When Terry Ellis called time-out and the assembly splintered into smaller groups, I talked to Anderson in the bar and asked him if he felt Jethro wasn't too self-contained, too insular a unit to allow any kind of criticism through.
"Insular, yes, but we always have been, and if we're worth anything at all, I think it's because of that, because we keep so much to ourselves. None of us really have any social involvements outside the group ..."
But doesn't that cut off possible channels of constructive criticism from outside?
"Well, I think a lot of that criticism comes through in those brief seconds on stage when you pick out a couple of faces in the audience, y'know — or from people who write letters. In the past I've had really horrible letters, but I've never had any horrible letters about the new album. Not one bad letter."
Among the critics who gave A Passion Play a unanimous roasting, there must however have been some people who genuinely felt that a fine band was misusing its talent. Or taking the wrong direction. Would you listen to them?
"There's no such thing as a wrong direction. There is only one direction you can take — because each album is a mirror image of how the band is thinking at the time."
Accepted. But would he listen to that criticism?
"I would listen and discuss the thing endlessly, y'know. I would discuss it endlessly with Terry or with any of the people in the office — and they have every cause, for commercial reasons, to say, if warranted, 'Look, we're a bit worried about this ...'
"I would listen to any critic who qualified the statements he made. But with A Passion Play there was more than usual adverse criticism which wasn't qualified, which simply exhibited the attitude: 'Well, okay, Tull have done their sort of epic Thick As A Brick thing. They've got that out of their system and we don't want to go through that again.'
"What those people don't know is that we made three sides of a double album during the time we were in Montreux, three sides of a double album which was just songs, y'know. But it didn't have this great amoebic surge, this growth thing that playing an extended piece has.
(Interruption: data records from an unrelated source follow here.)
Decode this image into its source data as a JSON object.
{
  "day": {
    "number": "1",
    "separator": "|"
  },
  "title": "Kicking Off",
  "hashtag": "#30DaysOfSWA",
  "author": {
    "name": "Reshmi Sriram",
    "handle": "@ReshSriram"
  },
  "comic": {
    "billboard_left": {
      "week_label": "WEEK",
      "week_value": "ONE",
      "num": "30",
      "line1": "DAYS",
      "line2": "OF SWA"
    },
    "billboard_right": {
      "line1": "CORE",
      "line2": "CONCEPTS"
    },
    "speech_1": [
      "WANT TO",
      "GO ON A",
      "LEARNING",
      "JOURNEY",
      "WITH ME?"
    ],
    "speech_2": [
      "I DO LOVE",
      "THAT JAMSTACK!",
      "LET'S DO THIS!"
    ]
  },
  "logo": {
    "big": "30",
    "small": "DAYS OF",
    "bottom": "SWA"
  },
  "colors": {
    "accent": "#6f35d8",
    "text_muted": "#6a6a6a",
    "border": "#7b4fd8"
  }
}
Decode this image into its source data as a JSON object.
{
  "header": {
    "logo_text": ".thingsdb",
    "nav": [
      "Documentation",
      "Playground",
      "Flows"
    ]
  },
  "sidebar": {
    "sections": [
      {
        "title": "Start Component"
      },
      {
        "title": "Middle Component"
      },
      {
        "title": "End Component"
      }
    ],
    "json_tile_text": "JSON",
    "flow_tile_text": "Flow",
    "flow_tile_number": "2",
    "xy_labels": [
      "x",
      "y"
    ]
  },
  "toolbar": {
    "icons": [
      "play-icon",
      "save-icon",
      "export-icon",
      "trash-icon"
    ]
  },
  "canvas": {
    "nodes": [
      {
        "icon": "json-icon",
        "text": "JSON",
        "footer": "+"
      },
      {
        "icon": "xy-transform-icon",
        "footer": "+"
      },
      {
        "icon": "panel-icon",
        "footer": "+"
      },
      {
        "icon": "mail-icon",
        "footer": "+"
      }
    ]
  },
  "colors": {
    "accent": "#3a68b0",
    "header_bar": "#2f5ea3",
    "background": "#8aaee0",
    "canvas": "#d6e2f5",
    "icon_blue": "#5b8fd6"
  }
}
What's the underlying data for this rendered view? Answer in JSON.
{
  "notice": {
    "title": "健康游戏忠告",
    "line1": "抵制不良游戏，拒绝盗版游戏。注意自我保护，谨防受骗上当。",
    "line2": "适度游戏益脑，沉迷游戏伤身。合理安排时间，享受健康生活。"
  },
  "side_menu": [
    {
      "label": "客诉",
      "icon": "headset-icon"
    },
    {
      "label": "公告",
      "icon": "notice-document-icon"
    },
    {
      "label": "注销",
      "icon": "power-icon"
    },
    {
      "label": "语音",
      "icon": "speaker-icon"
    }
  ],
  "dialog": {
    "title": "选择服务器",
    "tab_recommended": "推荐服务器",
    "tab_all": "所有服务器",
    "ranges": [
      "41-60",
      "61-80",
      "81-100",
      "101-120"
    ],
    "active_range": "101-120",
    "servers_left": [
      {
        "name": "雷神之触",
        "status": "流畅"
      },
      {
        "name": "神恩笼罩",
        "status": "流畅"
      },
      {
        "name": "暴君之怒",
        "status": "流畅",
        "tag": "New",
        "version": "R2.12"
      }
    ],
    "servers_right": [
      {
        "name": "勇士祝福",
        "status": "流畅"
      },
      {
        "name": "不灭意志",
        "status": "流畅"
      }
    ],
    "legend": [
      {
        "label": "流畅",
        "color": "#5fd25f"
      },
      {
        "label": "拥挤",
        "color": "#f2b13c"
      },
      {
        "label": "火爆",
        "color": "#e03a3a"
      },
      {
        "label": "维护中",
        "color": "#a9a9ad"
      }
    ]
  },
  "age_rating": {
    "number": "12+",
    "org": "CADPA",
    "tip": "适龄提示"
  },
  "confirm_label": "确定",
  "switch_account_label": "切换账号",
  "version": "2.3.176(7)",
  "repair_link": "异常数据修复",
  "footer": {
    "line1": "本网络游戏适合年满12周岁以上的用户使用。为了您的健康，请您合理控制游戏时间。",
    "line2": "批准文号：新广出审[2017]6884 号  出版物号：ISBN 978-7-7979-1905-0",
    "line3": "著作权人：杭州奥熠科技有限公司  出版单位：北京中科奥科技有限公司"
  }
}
"I think Passion Play was so much better than Thick As A Brick in musical terms, lyrically and so on. But it's not an accessible album. I still don't think it warrants the kind of criticism that says, 'This is clearly not a good piece of music'£ (derisory) — or that it waffles, or that the lyrics are obscure or whatever ...
"What pisses me off," said Anderson later as we discussed wider areas of press criticism over coffee, "is that the next album returns closer to songs, and everybody's going to think it was a calculated move on our part because of what happened to Passion Play."
C'est la vie, mes amis.